It's 0400 hrs and I'm awake. My CPAP machine screen shows I've been asleep for 6.6 hrs and my AHI is 3.3.
Apnea Hypoxia Incidents = AHI.
Last night I deleted the Ambien from my normal bedtime routine. I wanted to test whether or not I could sleep with the CPAP mask on my face without the aid of an Ambien.
Have you ever tried to sleep with a mask covering your nose; a head harness holds this mask in place. Not only does it leave a lot to be desired in the way of attractiveness, getting past the feeling of being captured by the contraption tying you to a hose leading to the CPAP machine that sits on the bedside table will be something to get adjusted to. I'm not a fan thus far.
I have friends that become anxious at the thought of not having their CPAP (Continuous Positive Airway Pressure) machines at bedtime. Those are the friends that fall asleep mid conversation mid day. I'm not one of those people! Do I really need this machine as my bed companion? That's where my dilemma lies. If I had a problem staying awake or a problem with decreased energy during the day I might be able to cave in to using this machine; set my mind on the fact that the use of the CPAP was something to accept and move on. I'm not there yet.
This is how it works. ...referring to the CPAP. Mine is an Auto CPAP so it adjusts automatically to what I need in the way of air while I sleep. An apnea event is when one stops breathing for over 10 seconds. At this time the CPAP kicks in and shoots air past the obstruction and allows oxygen to perfuse the lungs. During each one of these apnea events, the person's sleep is affected.
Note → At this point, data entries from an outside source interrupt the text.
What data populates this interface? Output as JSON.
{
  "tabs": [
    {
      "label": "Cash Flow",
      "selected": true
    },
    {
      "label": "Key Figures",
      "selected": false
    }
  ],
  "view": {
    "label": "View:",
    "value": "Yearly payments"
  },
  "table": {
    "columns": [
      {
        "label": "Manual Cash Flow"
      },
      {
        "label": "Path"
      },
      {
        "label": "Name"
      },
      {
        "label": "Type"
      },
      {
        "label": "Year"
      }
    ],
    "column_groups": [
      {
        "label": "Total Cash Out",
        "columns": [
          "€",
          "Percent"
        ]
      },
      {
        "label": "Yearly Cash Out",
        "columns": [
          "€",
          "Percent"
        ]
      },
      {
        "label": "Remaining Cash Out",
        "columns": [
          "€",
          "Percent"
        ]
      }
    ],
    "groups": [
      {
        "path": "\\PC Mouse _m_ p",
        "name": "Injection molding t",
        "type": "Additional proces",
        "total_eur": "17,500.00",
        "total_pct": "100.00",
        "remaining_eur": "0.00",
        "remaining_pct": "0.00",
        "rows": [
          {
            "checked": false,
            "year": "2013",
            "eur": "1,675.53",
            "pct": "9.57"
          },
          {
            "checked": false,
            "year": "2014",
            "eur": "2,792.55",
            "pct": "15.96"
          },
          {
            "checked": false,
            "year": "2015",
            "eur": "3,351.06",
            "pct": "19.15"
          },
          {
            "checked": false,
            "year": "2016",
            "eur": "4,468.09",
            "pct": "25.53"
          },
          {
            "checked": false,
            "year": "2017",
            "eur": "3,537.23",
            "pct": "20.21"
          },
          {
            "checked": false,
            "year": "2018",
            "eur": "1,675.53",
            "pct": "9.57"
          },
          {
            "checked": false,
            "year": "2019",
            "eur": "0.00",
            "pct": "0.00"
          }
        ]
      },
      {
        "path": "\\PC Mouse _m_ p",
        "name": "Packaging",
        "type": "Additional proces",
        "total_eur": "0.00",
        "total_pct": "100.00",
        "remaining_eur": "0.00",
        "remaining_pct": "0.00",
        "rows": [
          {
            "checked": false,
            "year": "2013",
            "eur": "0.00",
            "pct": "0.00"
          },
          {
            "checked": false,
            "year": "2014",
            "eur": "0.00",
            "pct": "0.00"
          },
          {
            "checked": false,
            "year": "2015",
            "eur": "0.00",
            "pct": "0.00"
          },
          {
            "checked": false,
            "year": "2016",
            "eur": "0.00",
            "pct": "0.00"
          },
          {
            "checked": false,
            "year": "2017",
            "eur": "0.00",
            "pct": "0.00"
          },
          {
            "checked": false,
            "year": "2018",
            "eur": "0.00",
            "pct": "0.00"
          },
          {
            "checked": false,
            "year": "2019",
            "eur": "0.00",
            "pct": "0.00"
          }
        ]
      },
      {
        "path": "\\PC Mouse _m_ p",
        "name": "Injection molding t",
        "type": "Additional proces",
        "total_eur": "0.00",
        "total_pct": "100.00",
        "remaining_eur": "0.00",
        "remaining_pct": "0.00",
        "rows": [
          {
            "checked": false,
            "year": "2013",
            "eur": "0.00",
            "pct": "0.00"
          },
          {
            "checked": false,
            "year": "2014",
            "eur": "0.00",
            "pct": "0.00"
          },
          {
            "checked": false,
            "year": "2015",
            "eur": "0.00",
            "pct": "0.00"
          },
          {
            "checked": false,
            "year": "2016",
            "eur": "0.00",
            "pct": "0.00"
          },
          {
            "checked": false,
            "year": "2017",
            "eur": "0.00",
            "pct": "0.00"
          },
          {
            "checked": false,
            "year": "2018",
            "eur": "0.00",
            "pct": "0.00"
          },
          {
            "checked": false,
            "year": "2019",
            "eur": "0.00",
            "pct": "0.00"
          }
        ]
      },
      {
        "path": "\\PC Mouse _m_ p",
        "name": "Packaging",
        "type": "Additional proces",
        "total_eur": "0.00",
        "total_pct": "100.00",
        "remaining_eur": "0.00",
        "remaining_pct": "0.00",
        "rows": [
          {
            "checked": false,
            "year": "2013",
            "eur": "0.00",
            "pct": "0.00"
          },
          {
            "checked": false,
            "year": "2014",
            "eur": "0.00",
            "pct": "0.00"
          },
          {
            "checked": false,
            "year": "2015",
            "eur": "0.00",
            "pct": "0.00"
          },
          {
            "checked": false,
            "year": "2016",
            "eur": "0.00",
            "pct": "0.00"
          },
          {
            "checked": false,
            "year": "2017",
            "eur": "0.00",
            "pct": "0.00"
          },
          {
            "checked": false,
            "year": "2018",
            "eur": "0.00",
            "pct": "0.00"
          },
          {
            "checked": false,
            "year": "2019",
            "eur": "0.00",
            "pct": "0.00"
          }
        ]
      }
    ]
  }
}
The deep sleep required to rejuvenate the body and brain is interrupted during these events. The person may have been in bed asleep for 8 hrs but it wasn't a "restful" sleep; the person feels exhausted upon awakening; falls asleep at inopportune times and has difficulty concentrating.
Fascinating information eh? Did I mention the sleep study that is required and a doctor's order to acquire a CPAP machine. I did not go to a sleep study lab but chose to wear a monitor for two nights at home to collect the information needed to determine the AHI and my oxygen levels during each AHI.
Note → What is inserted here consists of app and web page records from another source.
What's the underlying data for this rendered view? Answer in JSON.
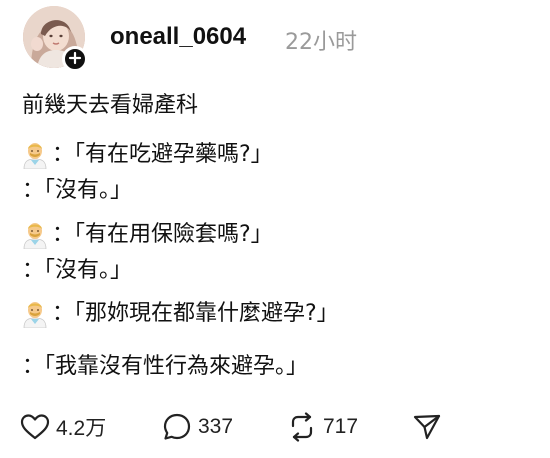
{
  "post": {
    "author": {
      "username": "oneall_0604",
      "avatar_icon": "avatar-photo",
      "follow_icon": "plus-icon"
    },
    "timestamp": "22小时",
    "lines": [
      {
        "speaker": "",
        "text": "前幾天去看婦產科"
      },
      {
        "speaker": "doctor-emoji",
        "text": "：「有在吃避孕藥嗎?」"
      },
      {
        "speaker": "",
        "text": "：「沒有。」"
      },
      {
        "speaker": "doctor-emoji",
        "text": "：「有在用保險套嗎?」"
      },
      {
        "speaker": "",
        "text": "：「沒有。」"
      },
      {
        "speaker": "doctor-emoji",
        "text": "：「那妳現在都靠什麼避孕?」"
      },
      {
        "speaker": "",
        "text": "：「我靠沒有性行為來避孕。」"
      }
    ],
    "actions": {
      "like": {
        "icon": "heart-icon",
        "count": "4.2万"
      },
      "comment": {
        "icon": "comment-icon",
        "count": "337"
      },
      "repost": {
        "icon": "repost-icon",
        "count": "717"
      },
      "share": {
        "icon": "send-icon"
      }
    }
  }
}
I've found, during this experience, how lucrative this has been for the people operating a business associated with sleep deprivation. Sleep labs abound in this city. Medicare pays for two days in a sleep lab and also for the expensive little CPAP machine and nothing about this diagnosis is inexpensive.
This reminds me of all the home health agencies that sprung up when the government was doling out money to care for patients that were home bound. When the money allowance was squeezed, the home health agencies on every corner disappeared. It wasn't as lucrative as it was initially and those operators moved on to the next government funded program and I suspect that these sleep study labs have now taken up where the home health business has waned.
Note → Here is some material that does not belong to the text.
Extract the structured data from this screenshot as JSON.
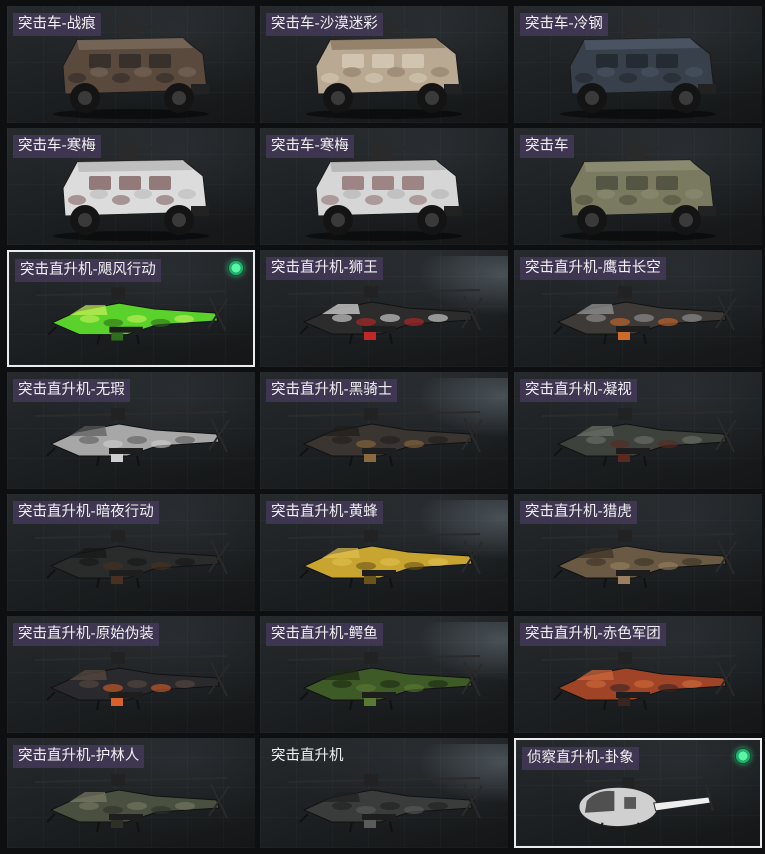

My friends that have a CPAP machine profess to the increased amount of sleep they enjoy related to using this machine. Not so for me. I have not had any improvement in the length of sleep time as evidenced by the fact that I'm awake at 0400 hrs!
I'm going to slip beneath my soft lap blanket and kill the lights, turn the volumne on the televison to "low" and hope to catch a few more hours of sleep before Carrie hauls herself out of bed. There will be no naps with Carrie around. We have a shopping date today so she will be all hyped to do that. We are in need of new ballet slippers; ones that have ties that adjust to the required snugness to stay on her feet during her leaps and bounds in her dance class.
Carrie hasn't really gotten to the leaps and bounds stage yet in her dance career. She has been to one class. She did enjoy her time there and later this month I will be registering her into a Brownie troop. Hopefully we will find another niche for her to enjoy and learn new things. I'm a big fan of learning and new experiences!
I'm going to try to get that extra sleep now.